A state Senate panel Monday approved a set of changes to the regulation of charter schools that legislative leaders say is headed to the governor's desk.
The legislation would create a commission to examine charter school funding, mandate annual independent audits and require the state to directly pay charter schools, unless the schools opt to continue collecting payments from school districts that send students there. It does not contain provisions, such as the creation of a statewide authorizing board, that make it easier for charter schools to form.
Sen. Jeffrey Piccola, R-Dauphin and chairman of the Education Committee, said senators worked throughout the summer with the House and governor to produce the agreement. Discord over similar bills in June pushed state budget negotiations to the deadline.
"I would have loved to have seen a statewide authorizer, and I think the governor wanted one as well, but there just wasn't the support in the House for one that was a strong statewide authorizer, one that was meaningful," he said. Steve Miskin, a spokesman for the House Republicans, said the caucus supports the legislation as amended by the committee.
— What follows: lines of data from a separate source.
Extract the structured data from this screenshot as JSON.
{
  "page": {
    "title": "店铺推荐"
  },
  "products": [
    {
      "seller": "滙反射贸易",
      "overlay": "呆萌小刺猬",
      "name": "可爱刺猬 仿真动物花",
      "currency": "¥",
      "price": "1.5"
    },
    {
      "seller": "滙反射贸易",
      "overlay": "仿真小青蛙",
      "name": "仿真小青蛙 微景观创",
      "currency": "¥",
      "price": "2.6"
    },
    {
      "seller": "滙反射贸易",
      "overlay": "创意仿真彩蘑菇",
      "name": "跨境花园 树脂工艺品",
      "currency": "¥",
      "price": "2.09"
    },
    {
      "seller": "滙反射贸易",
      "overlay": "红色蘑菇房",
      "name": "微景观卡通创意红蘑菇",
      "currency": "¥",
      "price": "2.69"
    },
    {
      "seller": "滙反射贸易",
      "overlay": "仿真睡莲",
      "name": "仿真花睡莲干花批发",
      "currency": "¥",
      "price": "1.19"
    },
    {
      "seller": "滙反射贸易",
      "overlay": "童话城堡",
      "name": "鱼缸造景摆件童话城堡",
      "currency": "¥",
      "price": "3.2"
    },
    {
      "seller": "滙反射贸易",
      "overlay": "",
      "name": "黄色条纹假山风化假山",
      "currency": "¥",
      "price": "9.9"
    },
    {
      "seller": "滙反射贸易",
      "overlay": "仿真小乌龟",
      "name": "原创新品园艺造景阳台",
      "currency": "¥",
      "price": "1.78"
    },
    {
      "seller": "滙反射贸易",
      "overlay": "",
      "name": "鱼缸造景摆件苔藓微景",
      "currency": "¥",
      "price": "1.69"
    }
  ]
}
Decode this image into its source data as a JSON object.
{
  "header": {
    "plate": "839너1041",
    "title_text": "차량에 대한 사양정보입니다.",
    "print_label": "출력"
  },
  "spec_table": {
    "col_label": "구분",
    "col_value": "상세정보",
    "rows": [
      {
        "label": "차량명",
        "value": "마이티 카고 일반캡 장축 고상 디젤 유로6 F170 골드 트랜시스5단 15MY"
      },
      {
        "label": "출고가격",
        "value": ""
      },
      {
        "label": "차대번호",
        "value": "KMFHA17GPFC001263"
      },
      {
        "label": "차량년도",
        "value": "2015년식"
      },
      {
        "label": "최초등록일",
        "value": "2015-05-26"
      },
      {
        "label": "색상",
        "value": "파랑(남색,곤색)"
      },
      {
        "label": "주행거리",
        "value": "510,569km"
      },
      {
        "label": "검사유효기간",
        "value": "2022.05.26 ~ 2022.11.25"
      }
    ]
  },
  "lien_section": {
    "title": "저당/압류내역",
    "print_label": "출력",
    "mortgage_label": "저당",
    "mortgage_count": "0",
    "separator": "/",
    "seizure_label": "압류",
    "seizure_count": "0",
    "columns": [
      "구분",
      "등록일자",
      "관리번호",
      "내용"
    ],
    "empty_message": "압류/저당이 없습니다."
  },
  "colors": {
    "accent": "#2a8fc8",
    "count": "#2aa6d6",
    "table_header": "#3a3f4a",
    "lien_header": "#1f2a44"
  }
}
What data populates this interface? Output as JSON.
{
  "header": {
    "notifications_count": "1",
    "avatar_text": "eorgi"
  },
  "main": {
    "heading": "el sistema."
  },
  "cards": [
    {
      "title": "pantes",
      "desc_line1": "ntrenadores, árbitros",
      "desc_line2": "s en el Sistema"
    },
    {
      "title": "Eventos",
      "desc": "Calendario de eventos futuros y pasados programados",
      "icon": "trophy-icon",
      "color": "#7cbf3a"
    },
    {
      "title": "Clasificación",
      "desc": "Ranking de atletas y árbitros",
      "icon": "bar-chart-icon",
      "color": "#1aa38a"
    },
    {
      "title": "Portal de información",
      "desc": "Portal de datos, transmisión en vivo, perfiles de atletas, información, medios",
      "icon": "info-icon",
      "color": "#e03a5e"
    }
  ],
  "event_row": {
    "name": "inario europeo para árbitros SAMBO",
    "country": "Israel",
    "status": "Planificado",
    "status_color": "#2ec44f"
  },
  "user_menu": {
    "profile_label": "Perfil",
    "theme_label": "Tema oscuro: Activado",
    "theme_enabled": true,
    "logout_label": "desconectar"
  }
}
Tim Eller, a spokesman for the Department of Education, said discussions on the bill continue.education - state